And we can often be at peace even with those who are enemies of Christ because of our peaceful nature. Paul exhorted us to be at peace with “all men” as much as we can (Rom. 12:18). But this peace is not to be purchased at the cost of truth. Jesus himself warned that for some his advent would bring a sword and not peace (Matt. 10:34). Sometimes we must unsheathe the sword of the Spirit and take up spiritual arms to defend the cause of the Prince of Peace. Jude wrote that we need to contend earnestly for the faith that God has once for all time delivered to his people (Jude 3).
An Example of a Peaceful Life
Consider Simon Peter as evidence of the great change that peace with God brings to the life of an individual. The gospels first introduce us to a Simon Peter who is a most un-peaceful man. He lacked peace with himself. While the great storm tosses Galilee’s waves, fearful Peter joins the other disciples in castigating the Lord for sleeping while they face imminent drowning (Mark 4:38). Peter was also violent and unpeaceful towards others. Perhaps Peter’s violence reached its peak the night of Jesus’ arrest when he reached out a sword and cut off the ear of a servant of the high priest named Malchus (John 18:10).

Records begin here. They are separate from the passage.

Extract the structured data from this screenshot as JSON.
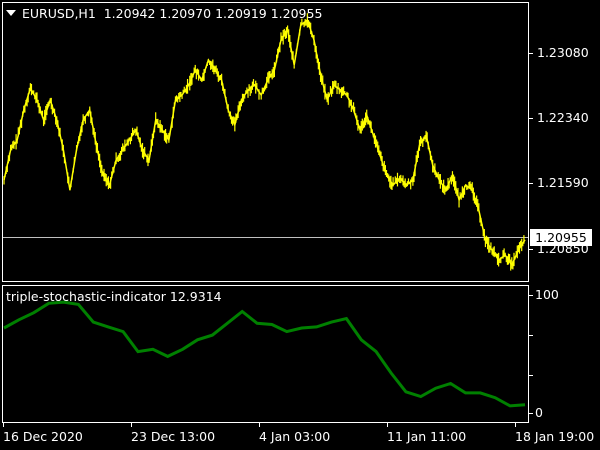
{
  "main_chart": {
    "symbol": "EURUSD,H1",
    "ohlc": "1.20942 1.20970 1.20919 1.20955",
    "current_price": "1.20955",
    "price_ticks": [
      "1.23080",
      "1.22340",
      "1.21590",
      "1.20850"
    ],
    "line_color": "#ffff00",
    "prices": [
      1.21635,
      1.21976,
      1.2209,
      1.22431,
      1.22682,
      1.22545,
      1.22318,
      1.22545,
      1.22318,
      1.21976,
      1.21521,
      1.21976,
      1.22318,
      1.22431,
      1.22033,
      1.21692,
      1.21578,
      1.21862,
      1.21976,
      1.2209,
      1.22204,
      1.21976,
      1.21862,
      1.22318,
      1.22204,
      1.2209,
      1.22545,
      1.22602,
      1.22716,
      1.22887,
      1.22773,
      1.23,
      1.22887,
      1.22773,
      1.22431,
      1.22261,
      1.22545,
      1.22659,
      1.22716,
      1.22602,
      1.22773,
      1.22887,
      1.23228,
      1.23342,
      1.22943,
      1.23399,
      1.23456,
      1.23228,
      1.2283,
      1.22545,
      1.22716,
      1.22659,
      1.22602,
      1.22431,
      1.22204,
      1.22374,
      1.22147,
      1.21919,
      1.21692,
      1.21578,
      1.21657,
      1.21578,
      1.21635,
      1.22033,
      1.22147,
      1.21806,
      1.21635,
      1.21521,
      1.21692,
      1.21407,
      1.21578,
      1.21521,
      1.21293,
      1.20952,
      1.20838,
      1.20724,
      1.20781,
      1.20667,
      1.20838,
      1.20955
    ]
  },
  "indicator": {
    "name": "triple-stochastic-indicator",
    "value": "12.9314",
    "scale_max": "100",
    "scale_min": "0",
    "line_color": "#008000",
    "values": [
      72,
      79,
      85,
      93,
      94,
      92,
      77,
      73,
      69,
      52,
      54,
      48,
      54,
      62,
      66,
      76,
      86,
      76,
      75,
      69,
      72,
      73,
      77,
      80,
      62,
      52,
      34,
      18,
      14,
      21,
      25,
      17,
      17,
      13,
      6,
      7
    ]
  },
  "time_axis": [
    "16 Dec 2020",
    "23 Dec 13:00",
    "4 Jan 03:00",
    "11 Jan 11:00",
    "18 Jan 19:00"
  ]
}
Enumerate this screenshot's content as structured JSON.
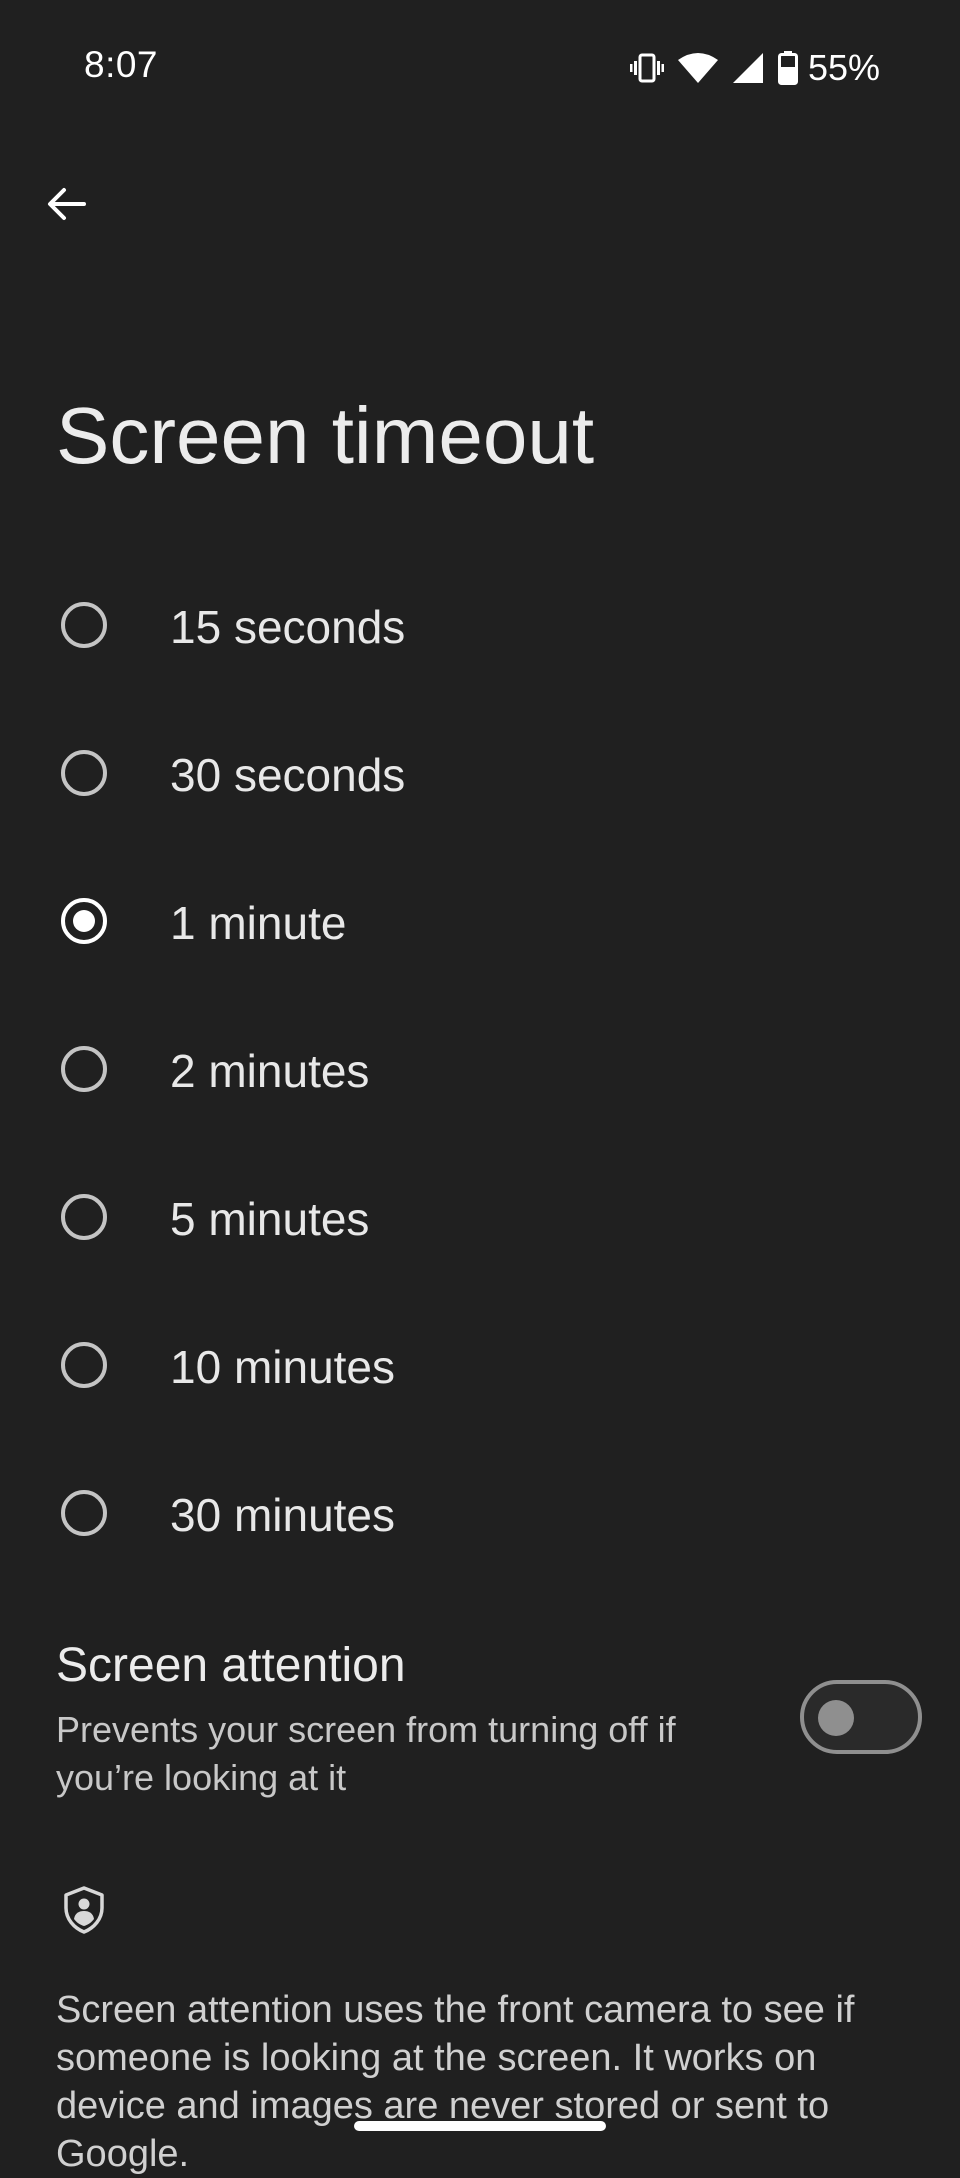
{
  "status_bar": {
    "time": "8:07",
    "battery_percent": "55%",
    "icons": [
      "vibrate-icon",
      "wifi-icon",
      "cell-signal-icon",
      "battery-icon"
    ]
  },
  "header": {
    "back_icon": "arrow-back-icon",
    "title": "Screen timeout"
  },
  "options": [
    {
      "label": "15 seconds",
      "selected": false
    },
    {
      "label": "30 seconds",
      "selected": false
    },
    {
      "label": "1 minute",
      "selected": true
    },
    {
      "label": "2 minutes",
      "selected": false
    },
    {
      "label": "5 minutes",
      "selected": false
    },
    {
      "label": "10 minutes",
      "selected": false
    },
    {
      "label": "30 minutes",
      "selected": false
    }
  ],
  "screen_attention": {
    "title": "Screen attention",
    "subtitle": "Prevents your screen from turning off if you’re looking at it",
    "enabled": false
  },
  "footer": {
    "icon": "shield-person-icon",
    "text": "Screen attention uses the front camera to see if someone is looking at the screen. It works on device and images are never stored or sent to Google."
  },
  "colors": {
    "background": "#202020",
    "text": "#e8e8e8",
    "radio": "#c4c4c4",
    "toggle_off": "#8f8f8f"
  }
}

Earlier, Jesus had reached to the heart of Peter’s troubled soul when he told Simon his mind was not set on the interests of God but of men (Matt. 16:23). Later, the Savior warned Peter that the outcome of the apostle’s failure to find lasting peace with God would be a time of severe trial when Satan would sift him like wheat (Luke 21:31). That very night, Jesus’ words were fulfilled. Simon sank to the depths of selfishness, three times denying his Lord, at least once with cursing and swearing (Mark 14:71). But the Father answered the prayer of Jesus: Simon’s faith did not fail. At this point, a look from the Savior pierced his heart and with bitter tears Simon repented. Ever after, Simon Peter was a changed man — a source of strength to others (Luke 21:32; 61-62).
And for Simon, finding peace with God brought peace with himself. The Peter who had fearfully awakened Jesus that storm-tossed night on the Sea of Galilee now found the peace to sleep very well the night before Herod had purposed his execution. So soundly was he sleeping that the angel sent to deliver Peter had to strike him in the side to awaken him (Acts 12:6, 7). Simon had learned to sleep like Jesus, and we need to learn to sleep like Peter.
But not only did Simon find peace with himself, but he also found peace with others. When for a moment the old, selfish Peter resurfaced at Antioch, the apostle Paul was forced to administer a public rebuke (Gal. 2:12-14). But Simon Peter, the man who once had stretched out a sword in bloody violence against another, later wrote of Paul as his “beloved brother” (2 Pet. 3:15).
The life of Peter testifies that those who will submit to the Prince of Peace truly find “peace on earth” (Luke 2:14). If you are seeking peace in your life, then seek to live the life that Christians live. By submitting your will to the Lord and striving every day to put God first in your life, you also can experience “the peace of God that passes all understanding” (Phil. 4:7).